======== Data for this task

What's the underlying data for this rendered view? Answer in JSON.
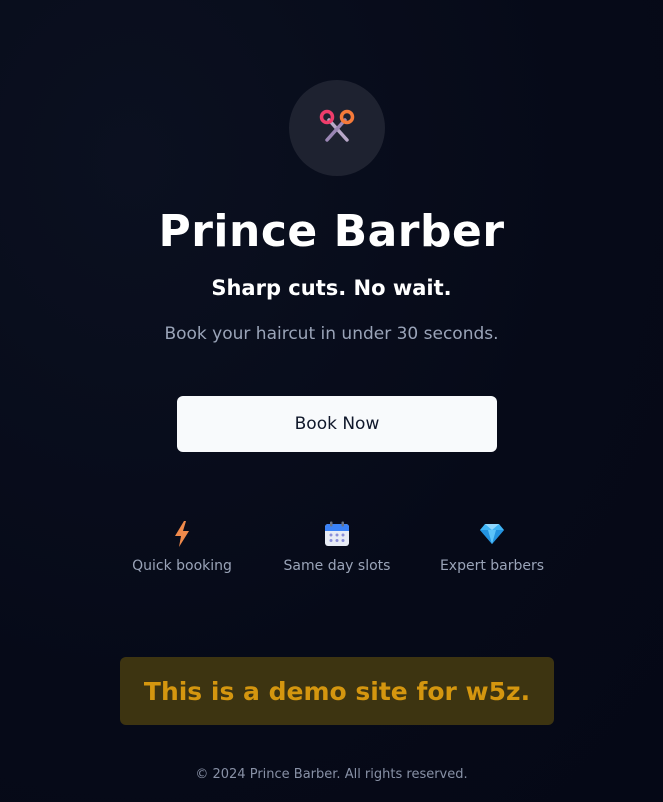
{
  "brand": {
    "logo_icon": "scissors-icon",
    "name": "Prince Barber",
    "tagline": "Sharp cuts. No wait.",
    "subtitle": "Book your haircut in under 30 seconds."
  },
  "cta": {
    "label": "Book Now"
  },
  "features": [
    {
      "icon": "lightning-icon",
      "label": "Quick booking"
    },
    {
      "icon": "calendar-icon",
      "label": "Same day slots"
    },
    {
      "icon": "diamond-icon",
      "label": "Expert barbers"
    }
  ],
  "demo_banner": {
    "text": "This is a demo site for w5z."
  },
  "footer": {
    "copyright": "© 2024 Prince Barber. All rights reserved."
  },
  "colors": {
    "background": "#050816",
    "logo_circle": "#1e2230",
    "button_bg": "#f8fafc",
    "button_text": "#0f172a",
    "muted_text": "#9aa4b8",
    "banner_bg": "#3d3411",
    "banner_text": "#d4960f"
  }
}
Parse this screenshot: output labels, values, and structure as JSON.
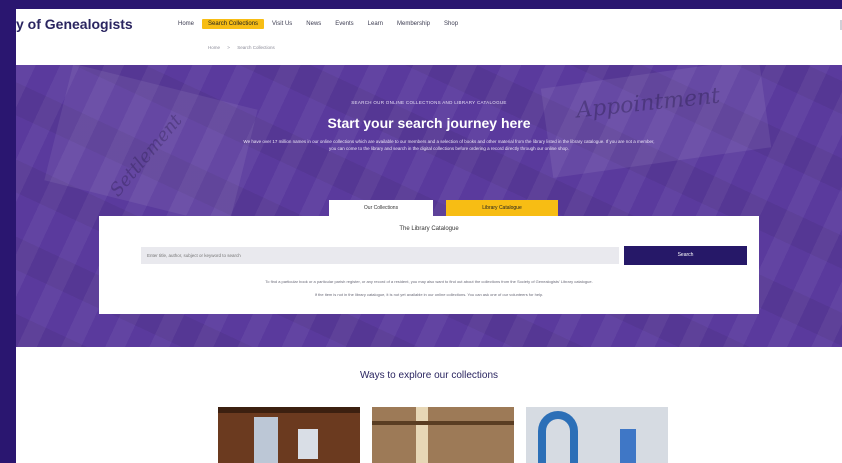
{
  "brand": {
    "name": "y of Genealogists"
  },
  "nav": {
    "items": [
      {
        "label": "Home",
        "active": false
      },
      {
        "label": "Search Collections",
        "active": true
      },
      {
        "label": "Visit Us",
        "active": false
      },
      {
        "label": "News",
        "active": false
      },
      {
        "label": "Events",
        "active": false
      },
      {
        "label": "Learn",
        "active": false
      },
      {
        "label": "Membership",
        "active": false
      },
      {
        "label": "Shop",
        "active": false
      }
    ]
  },
  "breadcrumb": {
    "items": [
      "Home",
      ">",
      "Search Collections"
    ]
  },
  "hero": {
    "eyebrow": "SEARCH OUR ONLINE COLLECTIONS AND LIBRARY CATALOGUE",
    "title": "Start your search journey here",
    "description": "We have over 17 million names in our online collections which are available to our members and a selection of books and other material from the library listed in the library catalogue. If you are not a member, you can come to the library and search in the digital collections before ordering a record directly through our online shop.",
    "script_1": "Appointment",
    "script_2": "Settlement"
  },
  "tabs": {
    "collections_label": "Our Collections",
    "catalogue_label": "Library Catalogue"
  },
  "catalogue_card": {
    "title": "The Library Catalogue",
    "search_placeholder": "Enter title, author, subject or keyword to search",
    "search_button": "Search",
    "note_1": "To find a particular book or a particular parish register, or any record of a resident, you may also want to find out about the collections from the Society of Genealogists' Library catalogue.",
    "note_2": "If the item is not in the library catalogue, it is not yet available in our online collections. You can ask one of our volunteers for help."
  },
  "explore": {
    "title": "Ways to explore our collections"
  },
  "colors": {
    "brand_purple": "#261868",
    "accent_yellow": "#f7bd14",
    "hero_purple": "#5a3a9d"
  }
}
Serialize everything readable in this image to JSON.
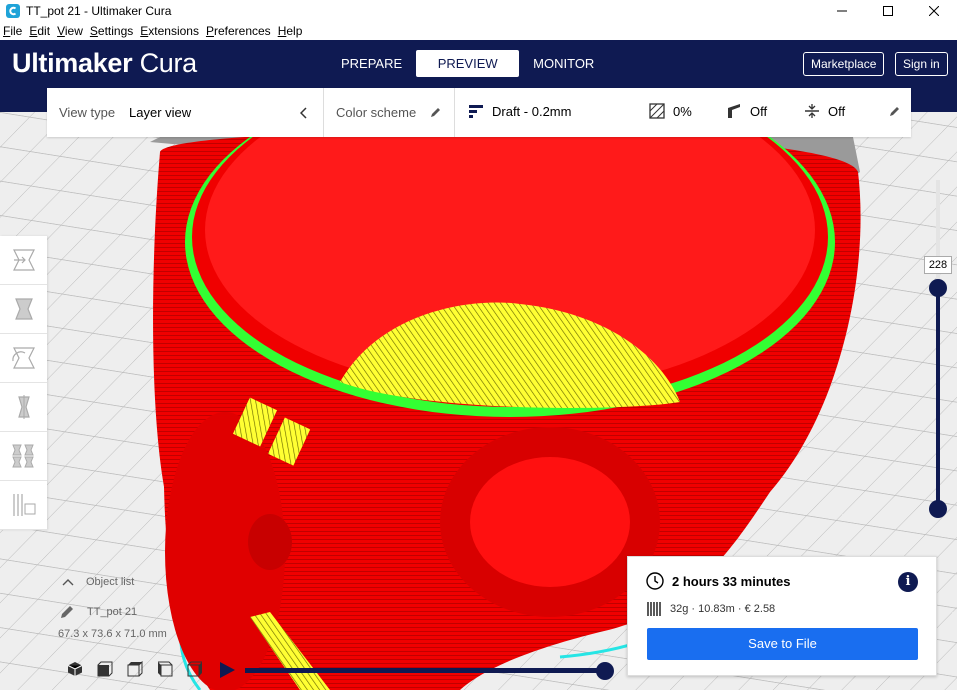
{
  "window": {
    "title": "TT_pot 21 - Ultimaker Cura",
    "minimize_icon": "minimize-icon",
    "maximize_icon": "maximize-icon",
    "close_icon": "close-icon"
  },
  "menu": {
    "items": [
      {
        "key": "F",
        "rest": "ile"
      },
      {
        "key": "E",
        "rest": "dit"
      },
      {
        "key": "V",
        "rest": "iew"
      },
      {
        "key": "S",
        "rest": "ettings"
      },
      {
        "key": "E",
        "rest": "xtensions"
      },
      {
        "key": "P",
        "rest": "references"
      },
      {
        "key": "H",
        "rest": "elp"
      }
    ]
  },
  "header": {
    "logo_bold": "Ultimaker",
    "logo_light": "Cura",
    "tabs": [
      {
        "label": "PREPARE",
        "active": false
      },
      {
        "label": "PREVIEW",
        "active": true
      },
      {
        "label": "MONITOR",
        "active": false
      }
    ],
    "marketplace_label": "Marketplace",
    "signin_label": "Sign in",
    "brand_color": "#0f1a52"
  },
  "toolbar": {
    "view_type_label": "View type",
    "view_type_value": "Layer view",
    "color_scheme_label": "Color scheme",
    "profile_label": "Draft - 0.2mm",
    "infill_value": "0%",
    "support_value": "Off",
    "adhesion_value": "Off"
  },
  "left_tools": [
    "move-tool",
    "scale-tool",
    "rotate-tool",
    "mirror-tool",
    "per-model-settings-tool",
    "support-blocker-tool"
  ],
  "object_list": {
    "header": "Object list",
    "object_name": "TT_pot 21",
    "dimensions": "67.3 x 73.6 x 71.0 mm"
  },
  "layer_slider": {
    "current_layer": "228"
  },
  "print_info": {
    "time": "2 hours 33 minutes",
    "material": "32g · 10.83m · € 2.58",
    "save_label": "Save to File",
    "save_color": "#196ef0"
  },
  "colors": {
    "model_red": "#ff0000",
    "infill_yellow": "#ffff33",
    "walls_green": "#33ff33",
    "travel_cyan": "#26e5e5"
  }
}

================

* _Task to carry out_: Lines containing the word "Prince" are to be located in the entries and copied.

* _Task answer_:
    "name": "Prince Barber",
    "copyright": "© 2024 Prince Barber. All rights reserved."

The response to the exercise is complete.